I think it is important that as students, you take the opportunity to understand what instructors do in the college classroom, their motivations and their actions. Especially in a large university like CSU, it is difficult to connect with those standing at the whiteboard because of the sheer numbers of students in most classes.
I am privileged to teach in the Honors Program, where I have no more than 22 students in any one class. One of the most important aspects of the Honors Program is the quality of interaction between the instructors and the students. This was true for me as an undergraduate and as a graduate student.
Now, as an instructor, this is my job — to foster an understanding between the students and the instructors on campus. What follows is my first contemplation of the new year. I wrote most of the following last May.
I can think of no better way to start the new academic year than with the word “commencement.” Commencement means both the beginning of something and the ceremonies that mark the end of an educational journey. It is the end that marks the start.
For the first-year students now on campus, the end of high school is months behind you, and the beginning of at least four years of very hard work begins. This is a profound thought.
Reflecting on last year, I believe events at the end of the previous academic year tend to be forgotten by the beginning of the new school year. I wanted to capture the inspiration of graduation when I wrote this column, in hopes that it carries both you and me through the next year and, perhaps, through the rest of your collegiate days. On May 16 I attended the annual graduation reception for the honors students who finished their tenure here at CSU. I do this every year. Of course, this sentiment is forgotten by the time I am tearing my hair out to get my courses ready to go in August.
At the end of every year, I am in awe that the students that are walking past the podium have already completed their studies. They have made it four years, completed every paper due, studied for every exam, experienced personal growth and have been enlightened by what they have learned. The girls have become women, the boys, men, and, as for me, I have more gray hair. We are all four years older now. I sit in the audience and shake my head in disbelief. How is it that these students are already graduating? Time has passed quickly from beginning to end in this context.
Each year will provide opportunities for discontentment. If you are sticking to your studies, then you are yearning for fun and free time and the blissful void of noth ingness. If you are paying too much attention to the co-ed down the hall or to the other distractions of college life, you may be disappointed with the grades that you earn. If last year was not the stellar success you had envisioned, try to make this year more productive and joyful as possible. A good way to celebrate the commencement of school is to consider the lyrics from my favorite album of 2006, Jack Johnson’s “Sing-A-Longs And Lullabies For The Film Curious George.”
My favorite 4-year-old friend, Theo, introduced this song to me, a cover of a 2002 song by the White Stripes. The song begins:
“Fall is here, hear the yell
Back to school, ring the bell
Brand new shoes, walking blues
Climb the fence, books and pens

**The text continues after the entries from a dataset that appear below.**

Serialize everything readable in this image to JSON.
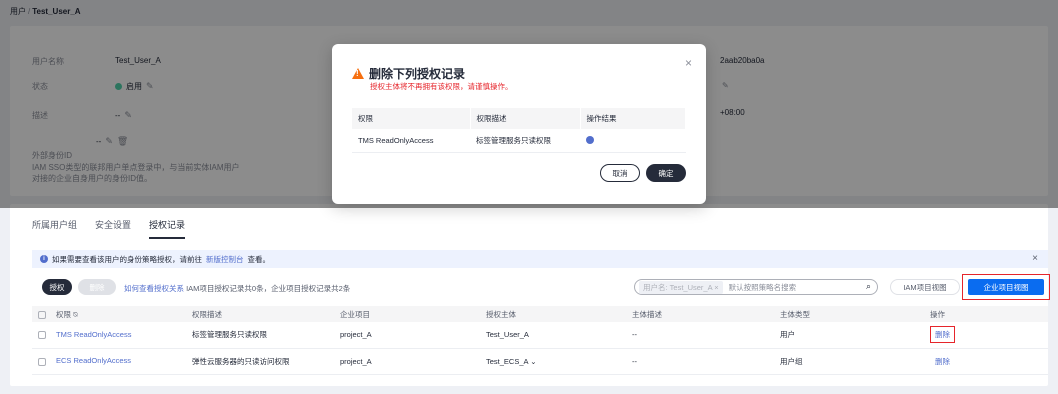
{
  "breadcrumb": {
    "parent": "用户",
    "current": "Test_User_A"
  },
  "info": {
    "username_label": "用户名称",
    "username_value": "Test_User_A",
    "status_label": "状态",
    "status_value": "启用",
    "desc_label": "描述",
    "desc_value": "--",
    "extid_label": "外部身份ID",
    "extid_value": "--",
    "extid_hint1": "IAM SSO类型的联邦用户单点登录中，与当前实体IAM用户",
    "extid_hint2": "对接的企业自身用户的身份ID值。",
    "right_id_partial": "2aab20ba0a",
    "right_tz_partial": "+08:00"
  },
  "dialog": {
    "title": "删除下列授权记录",
    "subtitle": "授权主体将不再拥有该权限，请谨慎操作。",
    "headers": [
      "权限",
      "权限描述",
      "操作结果"
    ],
    "rows": [
      {
        "permission": "TMS ReadOnlyAccess",
        "desc": "标签管理服务只读权限"
      }
    ],
    "cancel": "取消",
    "ok": "确定"
  },
  "tabs": [
    "所属用户组",
    "安全设置",
    "授权记录"
  ],
  "notice": {
    "text": "如果需要查看该用户的身份策略授权，请前往",
    "link": "新版控制台",
    "tail": "查看。"
  },
  "toolbar": {
    "grant": "授权",
    "delete": "删除",
    "how_link": "如何查看授权关系",
    "summary": "IAM项目授权记录共0条，企业项目授权记录共2条",
    "search_chip": "用户名: Test_User_A ×",
    "search_placeholder": "默认按照策略名搜索",
    "iam_view": "IAM项目视图",
    "ent_view": "企业项目视图"
  },
  "table": {
    "headers": [
      "权限",
      "权限描述",
      "企业项目",
      "授权主体",
      "主体描述",
      "主体类型",
      "操作"
    ],
    "rows": [
      {
        "perm": "TMS ReadOnlyAccess",
        "desc": "标签管理服务只读权限",
        "project": "project_A",
        "principal": "Test_User_A",
        "pdesc": "--",
        "ptype": "用户",
        "action": "删除"
      },
      {
        "perm": "ECS ReadOnlyAccess",
        "desc": "弹性云服务器的只读访问权限",
        "project": "project_A",
        "principal": "Test_ECS_A",
        "pdesc": "--",
        "ptype": "用户组",
        "action": "删除"
      }
    ]
  }
}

I can tell that we are going to be friends
Yes I can tell that we are going to be friends.”
Make it a good year CSU.
Anne Marie Merline is an instructor for the University Honors Program. Her column appears biweekly Mondays in the Collegian. Letters and feedback can be sent to email@example.com.